» **TASK DIRECTIONS**
Within the entries below, find every line that has the string "detail", then copy it.
[Opening DATA PROVIDED section]
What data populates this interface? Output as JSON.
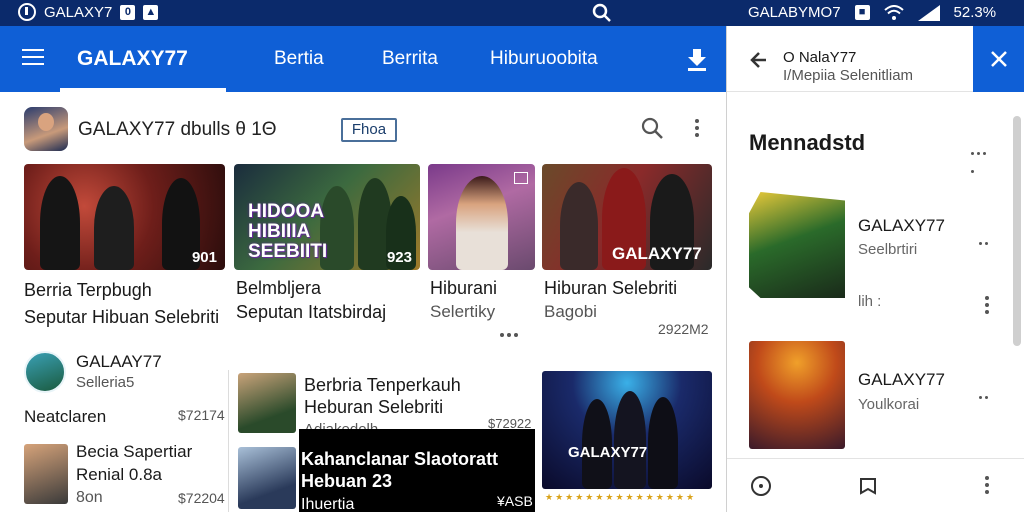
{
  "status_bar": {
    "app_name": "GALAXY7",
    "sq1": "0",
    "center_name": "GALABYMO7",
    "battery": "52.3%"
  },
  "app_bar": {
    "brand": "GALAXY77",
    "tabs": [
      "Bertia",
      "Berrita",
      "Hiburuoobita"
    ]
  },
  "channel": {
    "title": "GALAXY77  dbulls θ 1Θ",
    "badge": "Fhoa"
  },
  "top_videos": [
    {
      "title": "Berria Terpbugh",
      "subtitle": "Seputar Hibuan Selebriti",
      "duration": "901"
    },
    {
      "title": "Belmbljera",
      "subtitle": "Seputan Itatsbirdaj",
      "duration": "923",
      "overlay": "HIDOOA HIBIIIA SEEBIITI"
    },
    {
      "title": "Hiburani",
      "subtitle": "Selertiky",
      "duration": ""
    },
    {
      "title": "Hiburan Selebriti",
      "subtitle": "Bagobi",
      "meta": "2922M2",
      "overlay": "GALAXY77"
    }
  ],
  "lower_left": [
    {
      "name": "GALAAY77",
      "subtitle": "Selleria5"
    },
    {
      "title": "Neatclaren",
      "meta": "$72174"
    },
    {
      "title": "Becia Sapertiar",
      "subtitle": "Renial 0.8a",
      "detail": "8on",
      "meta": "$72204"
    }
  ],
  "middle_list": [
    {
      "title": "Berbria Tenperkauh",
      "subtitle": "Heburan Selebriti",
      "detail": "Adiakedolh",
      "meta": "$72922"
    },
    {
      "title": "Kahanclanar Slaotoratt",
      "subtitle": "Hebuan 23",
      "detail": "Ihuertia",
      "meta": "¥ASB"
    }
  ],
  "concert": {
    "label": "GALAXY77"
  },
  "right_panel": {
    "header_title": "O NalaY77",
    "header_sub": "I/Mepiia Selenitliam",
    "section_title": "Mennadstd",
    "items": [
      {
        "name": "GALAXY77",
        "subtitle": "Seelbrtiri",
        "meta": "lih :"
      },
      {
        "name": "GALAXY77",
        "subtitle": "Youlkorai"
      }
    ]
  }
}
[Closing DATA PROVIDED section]
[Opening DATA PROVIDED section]
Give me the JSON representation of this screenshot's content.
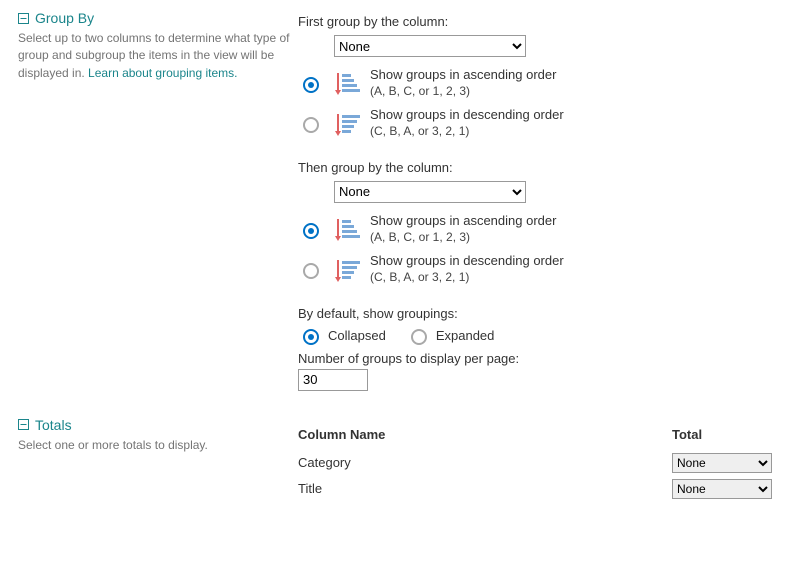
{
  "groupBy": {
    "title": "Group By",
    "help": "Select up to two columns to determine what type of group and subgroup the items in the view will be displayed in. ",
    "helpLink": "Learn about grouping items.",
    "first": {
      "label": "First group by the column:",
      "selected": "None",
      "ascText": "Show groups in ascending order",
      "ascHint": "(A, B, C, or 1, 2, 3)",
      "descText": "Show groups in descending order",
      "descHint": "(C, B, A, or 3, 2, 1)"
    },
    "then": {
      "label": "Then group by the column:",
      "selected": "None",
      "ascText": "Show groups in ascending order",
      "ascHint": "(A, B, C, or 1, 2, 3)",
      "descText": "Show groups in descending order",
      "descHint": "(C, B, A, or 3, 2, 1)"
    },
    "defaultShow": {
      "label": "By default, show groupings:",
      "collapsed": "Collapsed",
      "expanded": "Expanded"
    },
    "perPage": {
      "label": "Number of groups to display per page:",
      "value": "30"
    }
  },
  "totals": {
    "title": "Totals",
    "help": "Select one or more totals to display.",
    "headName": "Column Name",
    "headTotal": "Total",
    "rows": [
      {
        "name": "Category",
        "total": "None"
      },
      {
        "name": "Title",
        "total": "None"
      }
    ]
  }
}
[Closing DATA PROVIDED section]
» **TASK RESPONSE**
      "detail": "8on",
      "detail": "Adiakedolh",
      "detail": "Ihuertia",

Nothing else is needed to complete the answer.